Do we practice yoga or yoga asana? I would say most of us do the latter.
What’s the difference? Find out below.
There is no doubt that the science of yoga has countless benefits to the humanity and the world has understood it, to some extent, and as the result yoga is spreading very fast around the world. In the modern day of aspiration for material achievement, people are rushing ceaselessly to achieve their goal. As the result people are exhausted and stressed. The same state of mind and body has brought many people to “yoga” or yoga asana practice in nearby yoga studio drop in classes and they take the physical postures to be a complete yoga package where their goal is to do an “awesome pose” like somebody else. Here, the first thing we should understand is that yoga is better prevention although it cures well.

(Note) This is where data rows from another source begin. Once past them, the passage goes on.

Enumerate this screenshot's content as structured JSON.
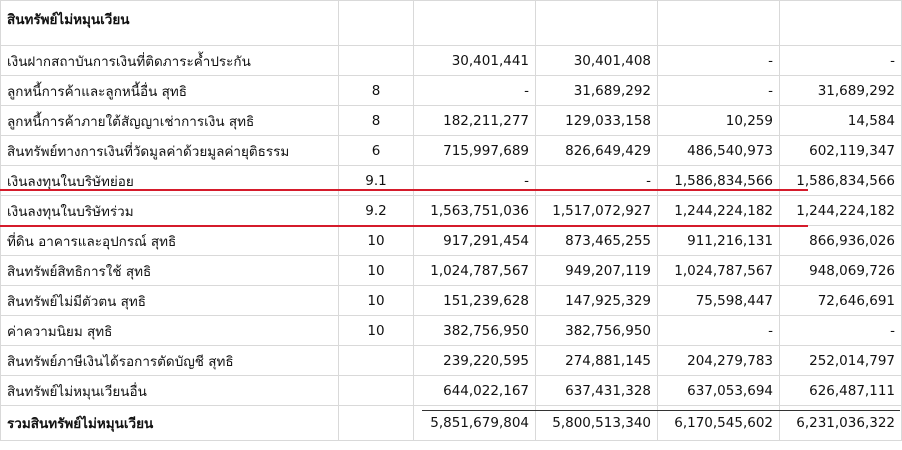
{
  "section_title": "สินทรัพย์ไม่หมุนเวียน",
  "rows": [
    {
      "label": "เงินฝากสถาบันการเงินที่ติดภาระค้ำประกัน",
      "note": "",
      "values": [
        "30,401,441",
        "30,401,408",
        "-",
        "-"
      ]
    },
    {
      "label": "ลูกหนี้การค้าและลูกหนี้อื่น สุทธิ",
      "note": "8",
      "values": [
        "-",
        "31,689,292",
        "-",
        "31,689,292"
      ]
    },
    {
      "label": "ลูกหนี้การค้าภายใต้สัญญาเช่าการเงิน สุทธิ",
      "note": "8",
      "values": [
        "182,211,277",
        "129,033,158",
        "10,259",
        "14,584"
      ]
    },
    {
      "label": "สินทรัพย์ทางการเงินที่วัดมูลค่าด้วยมูลค่ายุติธรรม",
      "note": "6",
      "values": [
        "715,997,689",
        "826,649,429",
        "486,540,973",
        "602,119,347"
      ]
    },
    {
      "label": "เงินลงทุนในบริษัทย่อย",
      "note": "9.1",
      "values": [
        "-",
        "-",
        "1,586,834,566",
        "1,586,834,566"
      ]
    },
    {
      "label": "เงินลงทุนในบริษัทร่วม",
      "note": "9.2",
      "values": [
        "1,563,751,036",
        "1,517,072,927",
        "1,244,224,182",
        "1,244,224,182"
      ]
    },
    {
      "label": "ที่ดิน อาคารและอุปกรณ์ สุทธิ",
      "note": "10",
      "values": [
        "917,291,454",
        "873,465,255",
        "911,216,131",
        "866,936,026"
      ]
    },
    {
      "label": "สินทรัพย์สิทธิการใช้ สุทธิ",
      "note": "10",
      "values": [
        "1,024,787,567",
        "949,207,119",
        "1,024,787,567",
        "948,069,726"
      ]
    },
    {
      "label": "สินทรัพย์ไม่มีตัวตน สุทธิ",
      "note": "10",
      "values": [
        "151,239,628",
        "147,925,329",
        "75,598,447",
        "72,646,691"
      ]
    },
    {
      "label": "ค่าความนิยม สุทธิ",
      "note": "10",
      "values": [
        "382,756,950",
        "382,756,950",
        "-",
        "-"
      ]
    },
    {
      "label": "สินทรัพย์ภาษีเงินได้รอการตัดบัญชี สุทธิ",
      "note": "",
      "values": [
        "239,220,595",
        "274,881,145",
        "204,279,783",
        "252,014,797"
      ]
    },
    {
      "label": "สินทรัพย์ไม่หมุนเวียนอื่น",
      "note": "",
      "values": [
        "644,022,167",
        "637,431,328",
        "637,053,694",
        "626,487,111"
      ]
    }
  ],
  "total": {
    "label": "รวมสินทรัพย์ไม่หมุนเวียน",
    "values": [
      "5,851,679,804",
      "5,800,513,340",
      "6,170,545,602",
      "6,231,036,322"
    ]
  },
  "colors": {
    "highlight_line": "#d51b2b",
    "grid": "#d9d9d9"
  }
}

Practice of asana, the physical postures, gives them a relief from the tiredness and stress and they feel the magic of physical wellbeing which ultimately has effects on psychological and spiritual realm. But they miss to understand the real meaning of yoga in such short classes thus take the yoga asana to be the yoga in a whole. They miss the real meaning of yoga.
In fact, what one mostly practices, in yoga asana, is the physical postures where s/he tries to be at total ease and in perfect harmony with oneself. It is one of the eight limbs of yoga as suggested by Patanjali and other yogis. Asana is the third limb of yoga which prepares yogis to be at physical ease so that they can sit longer in meditation and move further ahead in the path of yoga towards Samadhi, the appearance of object without the consciousness of the individual (We will talk about Samadhi in details in a separate blog next time).

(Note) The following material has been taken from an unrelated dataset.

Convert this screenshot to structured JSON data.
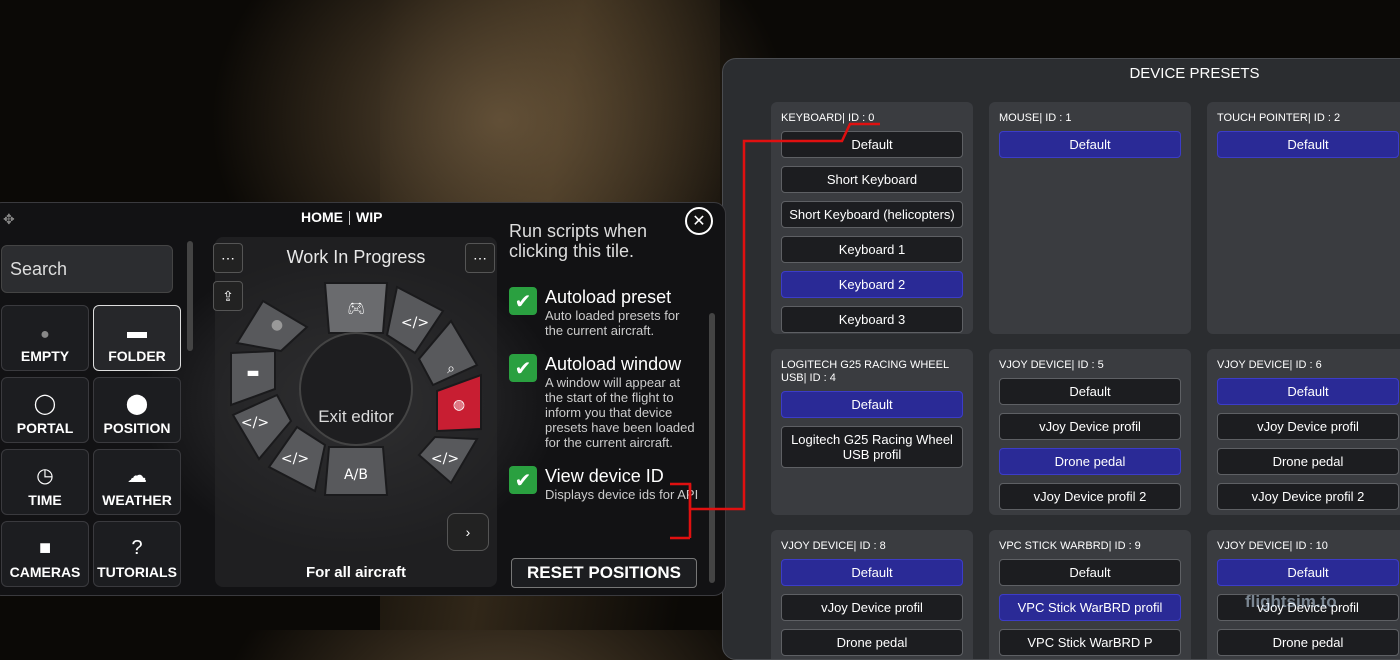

The asana practice has a very deep and subtle effect on the body creating proper alignment and establishing coordination among the body systems. When the physical body gets proper alignment and body systems in coordination, the flow of prana, the energy, becomes smooth in all body parts and systems. When the whole body gets proper and regulated flow of prana, we feel at ease. The practice of asana has straight effects on three dimensions of our body – physical, mental and spiritual; gross, subtle and casual. These dimensions in human body are known as Koshas in yogic term and all three koshas – Annamaya, the physical aspect; Manomaya, the mental aspect; Pranamaya, the energy aspect – get very deep effects with the practice of asana. At the level of Annamaya kosha, the practitioner gets in-depth awareness of body, whereas, at the level of Manomaya kosha, a clear awareness of the strength and weakness of mind is experienced and at the level of Pranamaya kosha, the awareness of prana, the energy is experienced. These all awareness experience, in our body dimensions, is brought by the proper and regular practice of yoga asana.
Asana or the practice of physical postures is a very important aspect of yoga practice although it is not a complete yoga in itself. It is a path that leads us to the ultimate destination of yogic practice, union of soul with the supreme consciousness. In the materialistic world, most of us are not walking into the path of yoga although we have been practicing yoga asana for years mistaking it to be a complete yoga and thinking ourselves as seasoned yogis.